▶ _DIRECTIONS_
Count every line in the entries below that contains the word "votre", and give only that number.

======== DATA SECTION ========

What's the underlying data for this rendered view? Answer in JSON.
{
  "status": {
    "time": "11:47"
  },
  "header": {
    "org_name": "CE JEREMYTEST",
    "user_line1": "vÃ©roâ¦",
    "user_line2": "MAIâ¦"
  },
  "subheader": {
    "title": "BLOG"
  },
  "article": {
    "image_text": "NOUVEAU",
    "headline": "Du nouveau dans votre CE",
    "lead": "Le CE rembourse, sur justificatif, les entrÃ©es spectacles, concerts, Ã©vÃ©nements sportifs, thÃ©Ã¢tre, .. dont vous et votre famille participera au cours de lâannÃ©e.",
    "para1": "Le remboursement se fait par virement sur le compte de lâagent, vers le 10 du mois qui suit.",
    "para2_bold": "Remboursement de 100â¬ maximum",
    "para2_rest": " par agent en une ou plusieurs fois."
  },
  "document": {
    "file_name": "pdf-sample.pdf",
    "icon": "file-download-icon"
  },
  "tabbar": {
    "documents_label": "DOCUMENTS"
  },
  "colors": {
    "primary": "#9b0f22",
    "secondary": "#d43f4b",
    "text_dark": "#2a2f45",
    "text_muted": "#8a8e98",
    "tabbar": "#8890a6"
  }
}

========

▶ _EXERCISE RESULT_
2